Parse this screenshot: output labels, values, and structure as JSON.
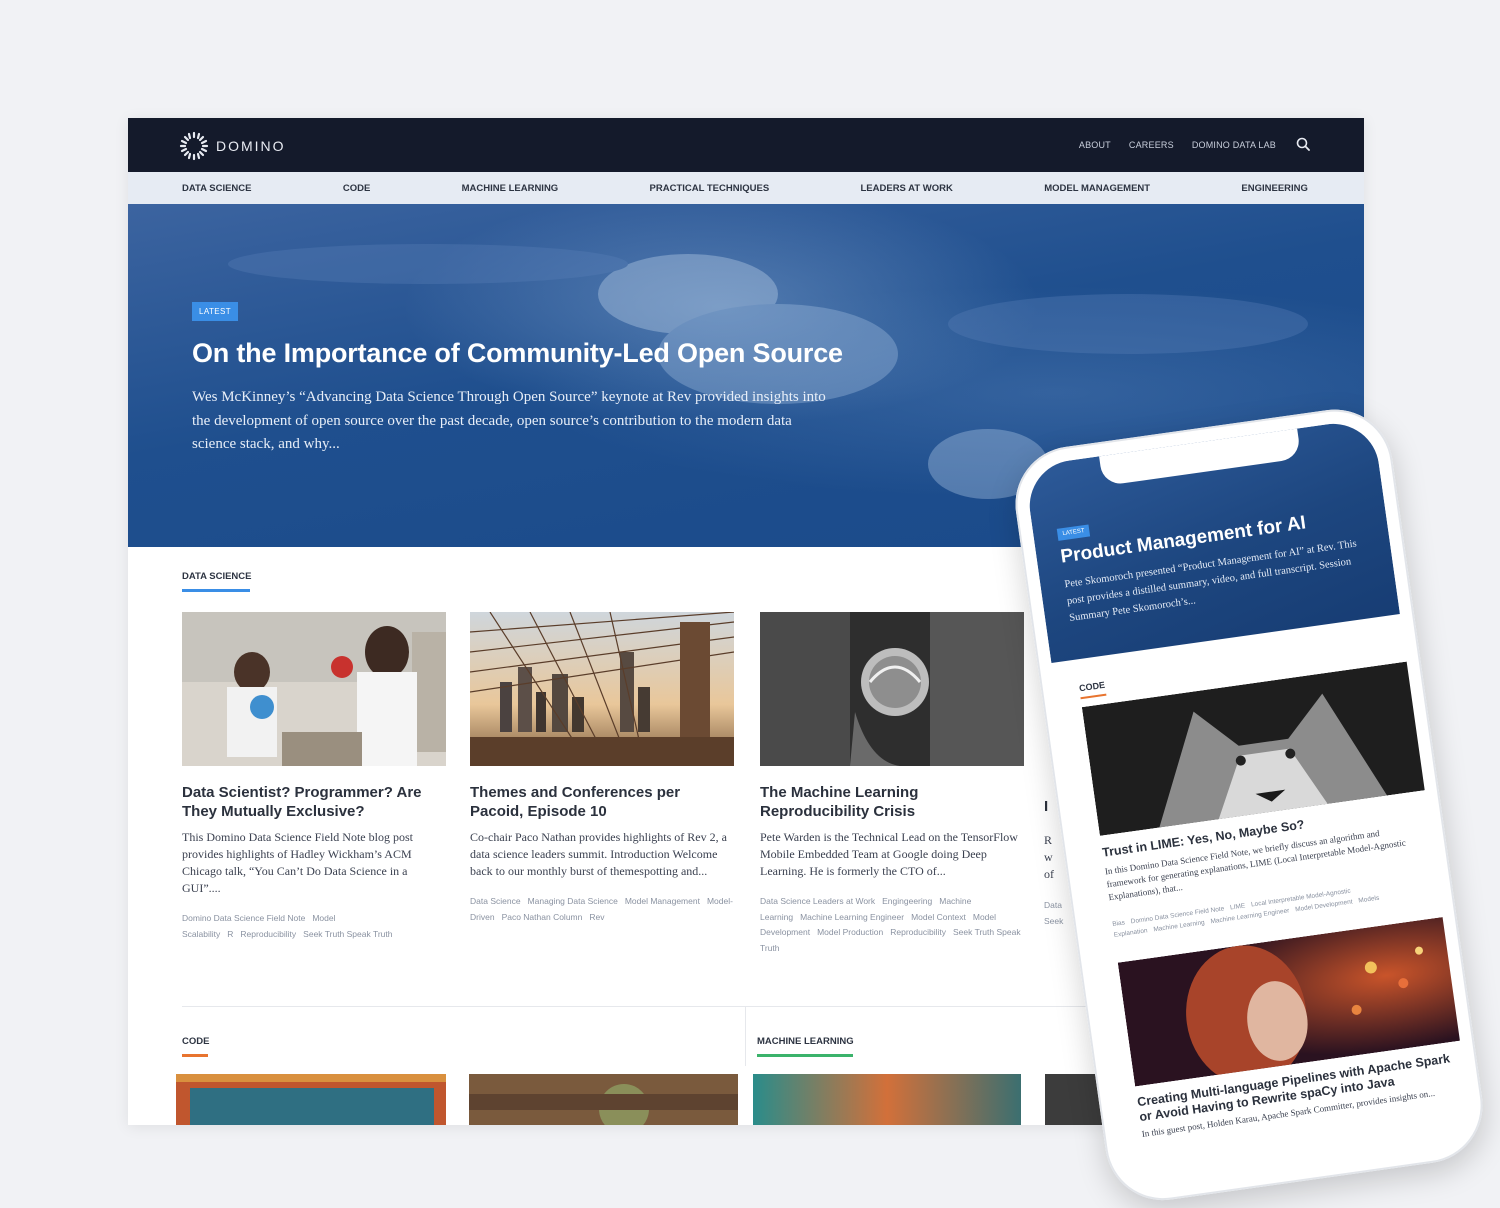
{
  "header": {
    "logo_text": "DOMINO",
    "nav": [
      "ABOUT",
      "CAREERS",
      "DOMINO DATA LAB"
    ]
  },
  "categories": [
    "DATA SCIENCE",
    "CODE",
    "MACHINE LEARNING",
    "PRACTICAL TECHNIQUES",
    "LEADERS AT WORK",
    "MODEL MANAGEMENT",
    "ENGINEERING"
  ],
  "hero": {
    "badge": "LATEST",
    "title": "On the Importance of Community-Led Open Source",
    "description": "Wes McKinney’s “Advancing Data Science Through Open Source” keynote at Rev provided insights into the development of open source over the past decade, open source’s contribution to the modern data science stack, and why..."
  },
  "sections": {
    "data_science_label": "DATA SCIENCE",
    "code_label": "CODE",
    "ml_label": "MACHINE LEARNING"
  },
  "cards": [
    {
      "title": "Data Scientist? Programmer? Are They Mutually Exclusive?",
      "excerpt": "This Domino Data Science Field Note blog post provides highlights of Hadley Wickham’s ACM Chicago talk, “You Can’t Do Data Science in a GUI”....",
      "tags": [
        "Domino Data Science Field Note",
        "Model Scalability",
        "R",
        "Reproducibility",
        "Seek Truth Speak Truth"
      ]
    },
    {
      "title": "Themes and Conferences per Pacoid, Episode 10",
      "excerpt": "Co-chair Paco Nathan provides highlights of Rev 2, a data science leaders summit. Introduction Welcome back to our monthly burst of themespotting and...",
      "tags": [
        "Data Science",
        "Managing Data Science",
        "Model Management",
        "Model-Driven",
        "Paco Nathan Column",
        "Rev"
      ]
    },
    {
      "title": "The Machine Learning Reproducibility Crisis",
      "excerpt": "Pete Warden is the Technical Lead on the TensorFlow Mobile Embedded Team at Google doing Deep Learning. He is formerly the CTO of...",
      "tags": [
        "Data Science Leaders at Work",
        "Engingeering",
        "Machine Learning",
        "Machine Learning Engineer",
        "Model Context",
        "Model Development",
        "Model Production",
        "Reproducibility",
        "Seek Truth Speak Truth"
      ]
    }
  ],
  "partial_card": {
    "title_char": "I",
    "excerpt_chars": [
      "R",
      "w",
      "of"
    ],
    "tags": [
      "Data",
      "Seek"
    ]
  },
  "phone": {
    "hero": {
      "badge": "LATEST",
      "title": "Product Management for AI",
      "description": "Pete Skomoroch presented “Product Management for AI” at Rev. This post provides a distilled summary, video, and full transcript. Session Summary Pete Skomoroch’s..."
    },
    "section_label": "CODE",
    "card1": {
      "title": "Trust in LIME: Yes, No, Maybe So?",
      "excerpt": "In this Domino Data Science Field Note, we briefly discuss an algorithm and framework for generating explanations, LIME (Local Interpretable Model-Agnostic Explanations), that...",
      "tags": [
        "Bias",
        "Domino Data Science Field Note",
        "LIME",
        "Local Interpretable Model-Agnostic Explanation",
        "Machine Learning",
        "Machine Learning Engineer",
        "Model Development",
        "Models"
      ]
    },
    "card2": {
      "title": "Creating Multi-language Pipelines with Apache Spark or Avoid Having to Rewrite spaCy into Java",
      "excerpt": "In this guest post, Holden Karau, Apache Spark Committer, provides insights on..."
    }
  },
  "colors": {
    "topbar": "#141a2b",
    "catnav": "#e6ebf3",
    "hero_blue": "#1f4f8e",
    "accent_blue": "#3a8ee6",
    "code_orange": "#e8742f",
    "ml_green": "#3bb36b"
  },
  "icons": [
    "domino-logo-icon",
    "search-icon"
  ]
}
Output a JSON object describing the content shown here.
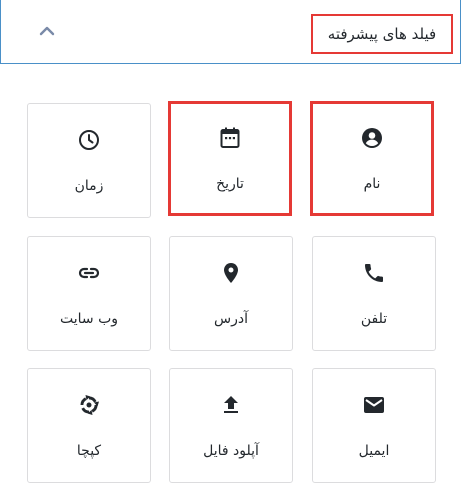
{
  "header": {
    "title": "فیلد های پیشرفته",
    "toggle_icon": "chevron-up-icon"
  },
  "fields": [
    {
      "label": "نام",
      "icon": "account-circle-icon",
      "highlighted": true
    },
    {
      "label": "تاریخ",
      "icon": "calendar-icon",
      "highlighted": true
    },
    {
      "label": "زمان",
      "icon": "clock-icon",
      "highlighted": false
    },
    {
      "label": "تلفن",
      "icon": "phone-icon",
      "highlighted": false
    },
    {
      "label": "آدرس",
      "icon": "map-pin-icon",
      "highlighted": false
    },
    {
      "label": "وب سایت",
      "icon": "link-icon",
      "highlighted": false
    },
    {
      "label": "ایمیل",
      "icon": "envelope-icon",
      "highlighted": false
    },
    {
      "label": "آپلود فایل",
      "icon": "upload-icon",
      "highlighted": false
    },
    {
      "label": "کپچا",
      "icon": "captcha-icon",
      "highlighted": false
    }
  ],
  "colors": {
    "icon": "#23282d",
    "highlight_border": "#e53935",
    "header_border": "#4a90c8",
    "tile_border": "#dcdcde",
    "toggle": "#7a8aa8"
  }
}
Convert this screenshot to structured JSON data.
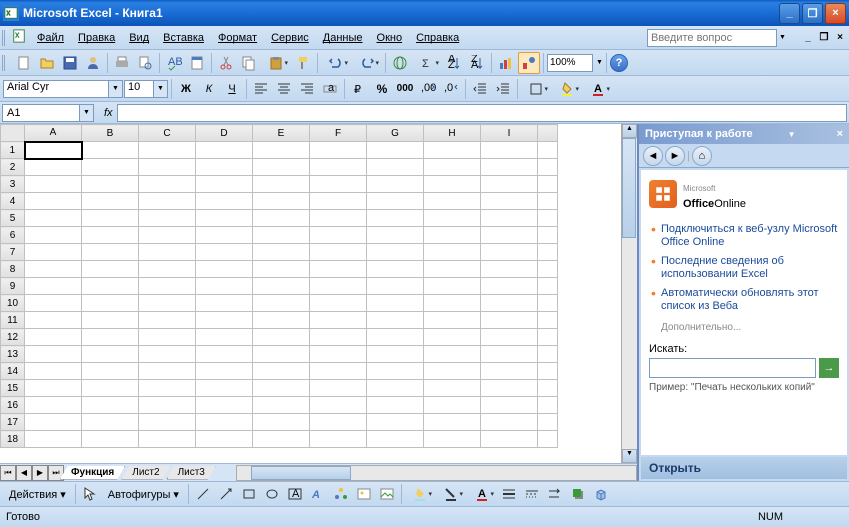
{
  "title": "Microsoft Excel - Книга1",
  "menu": {
    "file": "Файл",
    "edit": "Правка",
    "view": "Вид",
    "insert": "Вставка",
    "format": "Формат",
    "tools": "Сервис",
    "data": "Данные",
    "window": "Окно",
    "help": "Справка"
  },
  "help_placeholder": "Введите вопрос",
  "zoom": "100%",
  "font": {
    "name": "Arial Cyr",
    "size": "10"
  },
  "namebox": "A1",
  "columns": [
    "A",
    "B",
    "C",
    "D",
    "E",
    "F",
    "G",
    "H",
    "I"
  ],
  "rows": [
    "1",
    "2",
    "3",
    "4",
    "5",
    "6",
    "7",
    "8",
    "9",
    "10",
    "11",
    "12",
    "13",
    "14",
    "15",
    "16",
    "17",
    "18"
  ],
  "sheets": {
    "tab1": "Функция",
    "tab2": "Лист2",
    "tab3": "Лист3"
  },
  "drawing": {
    "actions": "Действия",
    "autoshapes": "Автофигуры"
  },
  "status": {
    "ready": "Готово",
    "num": "NUM"
  },
  "taskpane": {
    "title": "Приступая к работе",
    "office_brand": "Office",
    "office_suffix": "Online",
    "office_prefix": "Microsoft",
    "link1": "Подключиться к веб-узлу Microsoft Office Online",
    "link2": "Последние сведения об использовании Excel",
    "link3": "Автоматически обновлять этот список из Веба",
    "more": "Дополнительно...",
    "search_label": "Искать:",
    "example": "Пример: \"Печать нескольких копий\"",
    "open": "Открыть"
  }
}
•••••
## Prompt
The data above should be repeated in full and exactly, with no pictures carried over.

## Reply
Parse this screenshot: output labels, values, and structure as JSON.
{
  "header": {
    "logo_text": "DOMINO",
    "nav": [
      "ABOUT",
      "CAREERS",
      "DOMINO DATA LAB"
    ]
  },
  "categories": [
    "DATA SCIENCE",
    "CODE",
    "MACHINE LEARNING",
    "PRACTICAL TECHNIQUES",
    "LEADERS AT WORK",
    "MODEL MANAGEMENT",
    "ENGINEERING"
  ],
  "hero": {
    "badge": "LATEST",
    "title": "On the Importance of Community-Led Open Source",
    "description": "Wes McKinney’s “Advancing Data Science Through Open Source” keynote at Rev provided insights into the development of open source over the past decade, open source’s contribution to the modern data science stack, and why..."
  },
  "sections": {
    "data_science_label": "DATA SCIENCE",
    "code_label": "CODE",
    "ml_label": "MACHINE LEARNING"
  },
  "cards": [
    {
      "title": "Data Scientist? Programmer? Are They Mutually Exclusive?",
      "excerpt": "This Domino Data Science Field Note blog post provides highlights of Hadley Wickham’s ACM Chicago talk, “You Can’t Do Data Science in a GUI”....",
      "tags": [
        "Domino Data Science Field Note",
        "Model Scalability",
        "R",
        "Reproducibility",
        "Seek Truth Speak Truth"
      ]
    },
    {
      "title": "Themes and Conferences per Pacoid, Episode 10",
      "excerpt": "Co-chair Paco Nathan provides highlights of Rev 2, a data science leaders summit. Introduction Welcome back to our monthly burst of themespotting and...",
      "tags": [
        "Data Science",
        "Managing Data Science",
        "Model Management",
        "Model-Driven",
        "Paco Nathan Column",
        "Rev"
      ]
    },
    {
      "title": "The Machine Learning Reproducibility Crisis",
      "excerpt": "Pete Warden is the Technical Lead on the TensorFlow Mobile Embedded Team at Google doing Deep Learning. He is formerly the CTO of...",
      "tags": [
        "Data Science Leaders at Work",
        "Engingeering",
        "Machine Learning",
        "Machine Learning Engineer",
        "Model Context",
        "Model Development",
        "Model Production",
        "Reproducibility",
        "Seek Truth Speak Truth"
      ]
    }
  ],
  "partial_card": {
    "title_char": "I",
    "excerpt_chars": [
      "R",
      "w",
      "of"
    ],
    "tags": [
      "Data",
      "Seek"
    ]
  },
  "phone": {
    "hero": {
      "badge": "LATEST",
      "title": "Product Management for AI",
      "description": "Pete Skomoroch presented “Product Management for AI” at Rev. This post provides a distilled summary, video, and full transcript. Session Summary Pete Skomoroch’s..."
    },
    "section_label": "CODE",
    "card1": {
      "title": "Trust in LIME: Yes, No, Maybe So?",
      "excerpt": "In this Domino Data Science Field Note, we briefly discuss an algorithm and framework for generating explanations, LIME (Local Interpretable Model-Agnostic Explanations), that...",
      "tags": [
        "Bias",
        "Domino Data Science Field Note",
        "LIME",
        "Local Interpretable Model-Agnostic Explanation",
        "Machine Learning",
        "Machine Learning Engineer",
        "Model Development",
        "Models"
      ]
    },
    "card2": {
      "title": "Creating Multi-language Pipelines with Apache Spark or Avoid Having to Rewrite spaCy into Java",
      "excerpt": "In this guest post, Holden Karau, Apache Spark Committer, provides insights on..."
    }
  },
  "colors": {
    "topbar": "#141a2b",
    "catnav": "#e6ebf3",
    "hero_blue": "#1f4f8e",
    "accent_blue": "#3a8ee6",
    "code_orange": "#e8742f",
    "ml_green": "#3bb36b"
  },
  "icons": [
    "domino-logo-icon",
    "search-icon"
  ]
}
Output a JSON object describing the content shown here.
{
  "header": {
    "title": "فیلد های پیشرفته",
    "toggle_icon": "chevron-up-icon"
  },
  "fields": [
    {
      "label": "نام",
      "icon": "account-circle-icon",
      "highlighted": true
    },
    {
      "label": "تاریخ",
      "icon": "calendar-icon",
      "highlighted": true
    },
    {
      "label": "زمان",
      "icon": "clock-icon",
      "highlighted": false
    },
    {
      "label": "تلفن",
      "icon": "phone-icon",
      "highlighted": false
    },
    {
      "label": "آدرس",
      "icon": "map-pin-icon",
      "highlighted": false
    },
    {
      "label": "وب سایت",
      "icon": "link-icon",
      "highlighted": false
    },
    {
      "label": "ایمیل",
      "icon": "envelope-icon",
      "highlighted": false
    },
    {
      "label": "آپلود فایل",
      "icon": "upload-icon",
      "highlighted": false
    },
    {
      "label": "کپچا",
      "icon": "captcha-icon",
      "highlighted": false
    }
  ],
  "colors": {
    "icon": "#23282d",
    "highlight_border": "#e53935",
    "header_border": "#4a90c8",
    "tile_border": "#dcdcde",
    "toggle": "#7a8aa8"
  }
}
Convert this screenshot to structured JSON data.
{
  "title": "Microsoft Excel - Книга1",
  "menu": {
    "file": "Файл",
    "edit": "Правка",
    "view": "Вид",
    "insert": "Вставка",
    "format": "Формат",
    "tools": "Сервис",
    "data": "Данные",
    "window": "Окно",
    "help": "Справка"
  },
  "help_placeholder": "Введите вопрос",
  "zoom": "100%",
  "font": {
    "name": "Arial Cyr",
    "size": "10"
  },
  "namebox": "A1",
  "columns": [
    "A",
    "B",
    "C",
    "D",
    "E",
    "F",
    "G",
    "H",
    "I"
  ],
  "rows": [
    "1",
    "2",
    "3",
    "4",
    "5",
    "6",
    "7",
    "8",
    "9",
    "10",
    "11",
    "12",
    "13",
    "14",
    "15",
    "16",
    "17",
    "18"
  ],
  "sheets": {
    "tab1": "Функция",
    "tab2": "Лист2",
    "tab3": "Лист3"
  },
  "drawing": {
    "actions": "Действия",
    "autoshapes": "Автофигуры"
  },
  "status": {
    "ready": "Готово",
    "num": "NUM"
  },
  "taskpane": {
    "title": "Приступая к работе",
    "office_brand": "Office",
    "office_suffix": "Online",
    "office_prefix": "Microsoft",
    "link1": "Подключиться к веб-узлу Microsoft Office Online",
    "link2": "Последние сведения об использовании Excel",
    "link3": "Автоматически обновлять этот список из Веба",
    "more": "Дополнительно...",
    "search_label": "Искать:",
    "example": "Пример: \"Печать нескольких копий\"",
    "open": "Открыть"
  }
}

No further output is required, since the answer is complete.